Back to the terror dome of South Beach, less-than-celestial beings flocking to Les Bains for the "Angel in the Sky" costume contest, lured by the prospect of a free trip to Paris and an august panel of judges, including Maguy Le Coze of Brasserie Le Coze, all cheek kisses and rampant goodwill; Pierre Kervennal of the French consulate; and a last-minute replacement for Rony Seikaly, one incorrigibly American but eager-to-serve social columnist. A prejudging dinner beforehand at The Strand, marveling over the cost of chi-chi clubbing in France, sobering $25 drinks and hefty cover charges. The usual delusional fantasizing setting in gradually, glorious dreaming of an evening of glamour with our colleagues: the haggling over nuances, the excitement building as Price Waterhouse tallies the final ballot, the final gravely rendered judgment.

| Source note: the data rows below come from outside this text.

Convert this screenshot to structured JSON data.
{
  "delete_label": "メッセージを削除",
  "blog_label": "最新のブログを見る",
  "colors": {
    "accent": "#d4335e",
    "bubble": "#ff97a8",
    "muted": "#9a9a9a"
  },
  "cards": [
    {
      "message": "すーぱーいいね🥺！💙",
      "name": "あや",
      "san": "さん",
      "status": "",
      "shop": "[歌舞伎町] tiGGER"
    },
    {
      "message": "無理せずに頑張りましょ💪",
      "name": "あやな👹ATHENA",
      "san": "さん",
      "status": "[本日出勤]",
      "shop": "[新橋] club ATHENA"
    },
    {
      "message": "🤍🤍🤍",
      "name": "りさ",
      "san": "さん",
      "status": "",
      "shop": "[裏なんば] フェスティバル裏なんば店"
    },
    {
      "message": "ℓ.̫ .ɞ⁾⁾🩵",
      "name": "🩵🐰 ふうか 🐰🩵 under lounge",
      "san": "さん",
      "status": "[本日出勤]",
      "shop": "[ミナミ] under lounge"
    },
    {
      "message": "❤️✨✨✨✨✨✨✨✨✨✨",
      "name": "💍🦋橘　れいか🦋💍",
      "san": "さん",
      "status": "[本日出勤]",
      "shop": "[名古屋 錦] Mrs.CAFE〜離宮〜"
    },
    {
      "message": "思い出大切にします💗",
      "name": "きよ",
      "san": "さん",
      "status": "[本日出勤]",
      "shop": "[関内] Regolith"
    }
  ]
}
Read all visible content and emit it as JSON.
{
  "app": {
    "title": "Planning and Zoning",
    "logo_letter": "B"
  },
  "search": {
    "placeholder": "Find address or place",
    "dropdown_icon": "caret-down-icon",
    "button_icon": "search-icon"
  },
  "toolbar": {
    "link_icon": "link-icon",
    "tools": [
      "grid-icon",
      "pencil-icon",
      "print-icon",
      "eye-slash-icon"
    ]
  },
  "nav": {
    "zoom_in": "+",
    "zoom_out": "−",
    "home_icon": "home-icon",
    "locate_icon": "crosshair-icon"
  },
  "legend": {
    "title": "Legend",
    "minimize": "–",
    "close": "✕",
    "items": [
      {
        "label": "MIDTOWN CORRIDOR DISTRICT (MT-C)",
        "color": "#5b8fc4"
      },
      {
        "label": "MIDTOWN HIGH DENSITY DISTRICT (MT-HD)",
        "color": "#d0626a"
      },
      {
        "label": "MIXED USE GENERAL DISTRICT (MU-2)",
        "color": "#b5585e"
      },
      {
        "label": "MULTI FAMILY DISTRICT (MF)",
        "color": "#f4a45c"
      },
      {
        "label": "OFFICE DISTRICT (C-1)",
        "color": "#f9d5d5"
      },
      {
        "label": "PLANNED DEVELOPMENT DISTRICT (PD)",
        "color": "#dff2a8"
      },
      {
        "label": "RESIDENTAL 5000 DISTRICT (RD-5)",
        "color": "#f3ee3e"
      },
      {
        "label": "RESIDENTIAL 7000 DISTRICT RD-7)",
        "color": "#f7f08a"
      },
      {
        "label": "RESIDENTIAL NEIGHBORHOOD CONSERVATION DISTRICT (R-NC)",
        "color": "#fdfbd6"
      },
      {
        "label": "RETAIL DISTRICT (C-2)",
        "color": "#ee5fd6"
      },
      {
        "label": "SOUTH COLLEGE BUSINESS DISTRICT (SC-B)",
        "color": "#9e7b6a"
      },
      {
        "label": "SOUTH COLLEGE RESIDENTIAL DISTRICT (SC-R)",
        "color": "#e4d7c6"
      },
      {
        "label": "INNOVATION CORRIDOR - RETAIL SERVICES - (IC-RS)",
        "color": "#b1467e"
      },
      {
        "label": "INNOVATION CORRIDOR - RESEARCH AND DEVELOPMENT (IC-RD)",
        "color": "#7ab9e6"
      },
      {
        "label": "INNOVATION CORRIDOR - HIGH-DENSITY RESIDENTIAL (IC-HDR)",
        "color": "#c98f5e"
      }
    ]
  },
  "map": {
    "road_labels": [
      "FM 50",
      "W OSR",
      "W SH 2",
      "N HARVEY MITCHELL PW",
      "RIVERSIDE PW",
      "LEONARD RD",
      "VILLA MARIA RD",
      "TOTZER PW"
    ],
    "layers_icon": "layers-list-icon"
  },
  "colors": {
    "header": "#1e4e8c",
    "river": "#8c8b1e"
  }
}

Some great costumes at the party, the trio dressed as the starlets from Charlie's Angels a particular standout, but it's all over in a Paris minute. The artist Don Shearer a hands-down winner as a human chandelier/Christ figure, an extension of his "spirtuality in a world of darkness" aesthetic concerns. Shearer dazed by good fortune, naturally enough. The prospect of an escape to Paris making the immediate world -- the frenzy of renown-seekers, the bargain-basement flower arrangement at Flowers & Flowers named in our honor, the no-doubt upcoming celeb sandwich at Wolfie's -- seem, by comparison, excruciatingly small change.
Moving on to a series of entertainments of widely varying scope. A 250th anniversary party for Champagne Moet & Chandon at the appropriately ancient Spanish monastery in North Miami Beach. "Love Muscle," the new Thursday-night/Sunday tea dance at Byblos, debuting with all due pageantry: revolving drag shows, Kitty Meow working the door astride a Harley, hosts Ty Bassett and Peter Maguire looking ahead to a glorious boy-meets-boy future. Family day at Parrot Jungle, one of our favorite refuges in Miami, a Gucci-mom explaining the subtle distinction between crocodiles and alligators to her young apprentice in rich-white-lady land: "One is a handbag, one is a pair of shoes." The Biltmore Hotel, fresh from the rent-a-celeb opening of their new spa, attended by everyone from "Downtown" Julie Brown to soap star Robin Strasser, hosting a casting session for hopelessly precocious children, one five-year-old lad actually asking about the "look" required for his shot at commercial glory.
Plenty of slightly older and even more look-obsessed narcissuses at STARS, gathering together for the Avenue A "AMAZON FRIDAYS" debut, a partial fundraiser for model/hostess Megan, recently saddled with hospital debts. An Untitled fashion show A featuring the work of everyone from Vivienne Westwood to John Richmond, a topless model for added punch A as a late-night divertissement. Actor/party beast David Keith clambering on top of a banquette, like a peasant storming the Bastille, bent on maximizing the available pleasure quotient. Jim Morrison rambling about the "palace of exile" over the sound system, the always affable Lissette and Willy Chirino contentedly taking in the madness, Chirino noting: "We have six kids and we don't get out much. Are clubs on South Beach always like this?" Julie Starker of the boutique Untitled, a happy refugee from England, at peace in the land of fun and sun: "It's wonderful here. In England the people don't even realize how depressed they are. There should be a revolution or something."
Winding down the evening with a depressing last-call drink at one club or another, graceless, wretched, totally lost. Far gone in reverie and drink, recalling a time of seeming limitlessness, when we flew on private planes and went to houses with marble bathrooms as big as our apartment. The wave of self-pity interrupted by a hissing drag queen ("That's my foot, you drunk bitch") and a club rat's uniquely Miami-style monologue, all about the angst of having it all: "Where do you go when you get in wherever you want, when you've been everywhere and done everything? I'm so bored and disgusted. It's a dark and ugly forest out here, and believe me, you have to be strong to survive.